In my next two blogs I’ll illustrate how to simplify Pthread mutex and condition variable functions by wrapping them in C++ classes, starting with mutexes.
Pthread Mutex Functions
These are the standard Pthread functions that will be incorporated in the Mutex class.
Each function returns
0 if successful or an error number if it fails.
Mutex class provides a method that wraps each of the Pthread mutex functions and contains a private
pthread_mutex_t variable which is use by the function calls. This hides the parameter so applications that call the
Mutex class methods do not have to provide it. Note that I declare a friend class
CondVar which will need to have access to the private
m_mutex data member as you’ll see in my next blog.
Owing to its simplicity the class can be defined in a single include file Mutex.h. Each method simply calls the corresponding Pthread mutex function and returns whatever it returns. When
pthread_mutex_init() is called, the attribute argument is set to
NULL to accept the default behavior.
Mutex Test Application
You can get the source code for this project from GitHub – https://github.com/vichargrave/mutex.
Mutex class test program relies on my
Thread class which I wrote about awhile back. The application declares a MutexTest thread class which works with the
main() thread to lock a single
The trick here is to give the MutexTest thread time to lock the
main() so we see the main thread waiting to acquire lock. So after creating the MutexTest thread,
main() sleeps for 1 second during which time the
MutexTest thread acquires the lock.
MutexTest then sleeps 10 seconds before unlocking the
Mutex at which point
main() acquires the lock and proceeds to run.
When the test application is run, the output looks like this after 1 second:
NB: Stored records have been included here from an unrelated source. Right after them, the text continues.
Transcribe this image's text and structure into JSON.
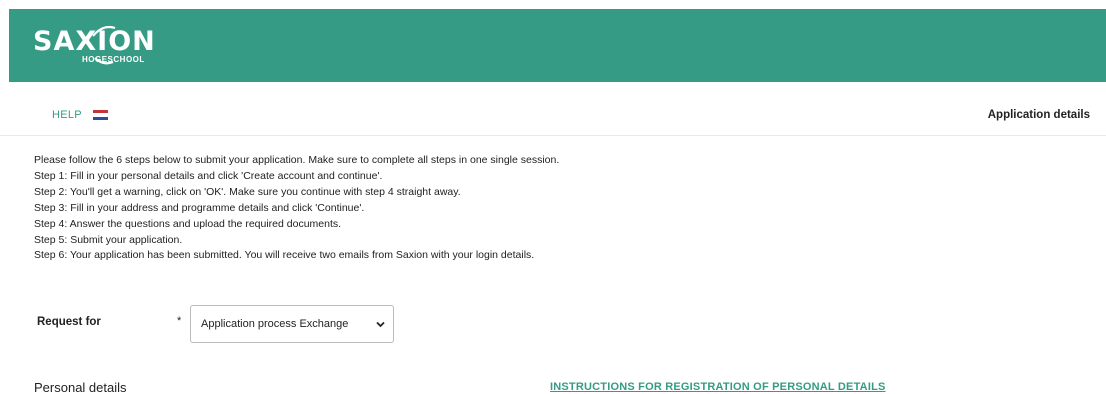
{
  "header": {
    "logo_text": "SAXION",
    "logo_subtext": "HOGESCHOOL",
    "background_color": "#359b84"
  },
  "topbar": {
    "help_label": "HELP",
    "language_flag_icon": "netherlands-flag-icon",
    "page_title": "Application details"
  },
  "instructions": [
    "Please follow the 6 steps below to submit your application. Make sure to complete all steps in one single session.",
    "Step 1: Fill in your personal details and click 'Create account and continue'.",
    "Step 2: You'll get a warning, click on 'OK'. Make sure you continue with step 4 straight away.",
    "Step 3: Fill in your address and programme details and click 'Continue'.",
    "Step 4: Answer the questions and upload the required documents.",
    "Step 5: Submit your application.",
    "Step 6: Your application has been submitted. You will receive two emails from Saxion with your login details."
  ],
  "request": {
    "label": "Request for",
    "required_marker": "*",
    "selected_value": "Application process Exchange"
  },
  "personal_details": {
    "heading": "Personal details",
    "instructions_link": "INSTRUCTIONS FOR REGISTRATION OF PERSONAL DETAILS"
  },
  "colors": {
    "accent": "#359b84",
    "text": "#222222"
  }
}
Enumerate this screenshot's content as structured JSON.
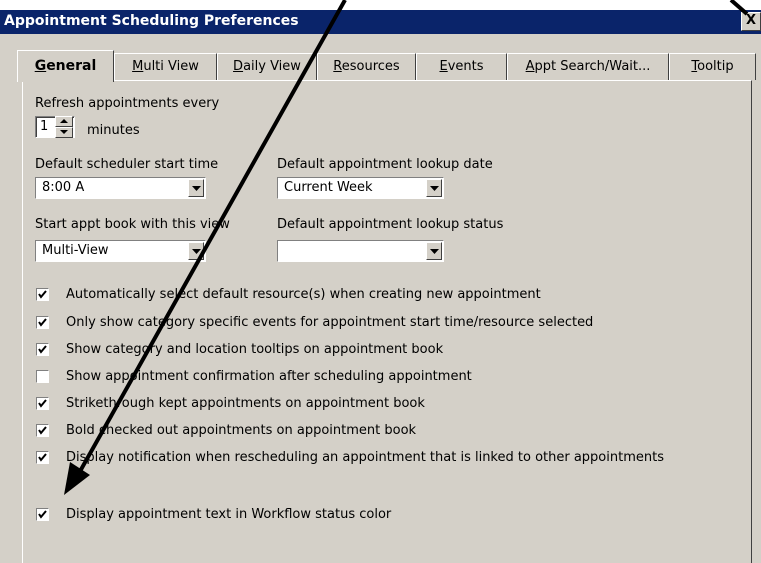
{
  "window": {
    "title": "Appointment Scheduling Preferences",
    "close_label": "X"
  },
  "tabs": [
    {
      "pre": "",
      "key": "G",
      "post": "eneral",
      "active": true
    },
    {
      "pre": "",
      "key": "M",
      "post": "ulti View",
      "active": false
    },
    {
      "pre": "",
      "key": "D",
      "post": "aily View",
      "active": false
    },
    {
      "pre": "",
      "key": "R",
      "post": "esources",
      "active": false
    },
    {
      "pre": "",
      "key": "E",
      "post": "vents",
      "active": false
    },
    {
      "pre": "",
      "key": "A",
      "post": "ppt Search/Wait...",
      "active": false
    },
    {
      "pre": "",
      "key": "T",
      "post": "ooltip",
      "active": false
    }
  ],
  "refresh": {
    "label": "Refresh appointments every",
    "value": "1",
    "unit": "minutes"
  },
  "start_time": {
    "label": "Default scheduler start time",
    "value": "8:00 A"
  },
  "lookup_date": {
    "label": "Default appointment lookup date",
    "value": "Current Week"
  },
  "start_view": {
    "label": "Start appt book with this view",
    "value": "Multi-View"
  },
  "lookup_status": {
    "label": "Default appointment lookup status",
    "value": ""
  },
  "options": [
    {
      "label": "Automatically select default resource(s) when creating new appointment",
      "checked": true
    },
    {
      "label": "Only show category specific events for appointment start time/resource selected",
      "checked": true
    },
    {
      "label": "Show category and location tooltips on appointment book",
      "checked": true
    },
    {
      "label": "Show appointment confirmation after scheduling appointment",
      "checked": false
    },
    {
      "label": "Strikethrough kept appointments on appointment book",
      "checked": true
    },
    {
      "label": "Bold checked out appointments on appointment book",
      "checked": true
    },
    {
      "label": "Display notification when rescheduling an appointment that is linked to other appointments",
      "checked": true
    },
    {
      "label": "Display appointment text in Workflow status color",
      "checked": true
    }
  ]
}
This indicates the Mutex is working. The application pauses at this point while main() waits 10 seconds to acquire the lock. When this time elapses the output looks like this: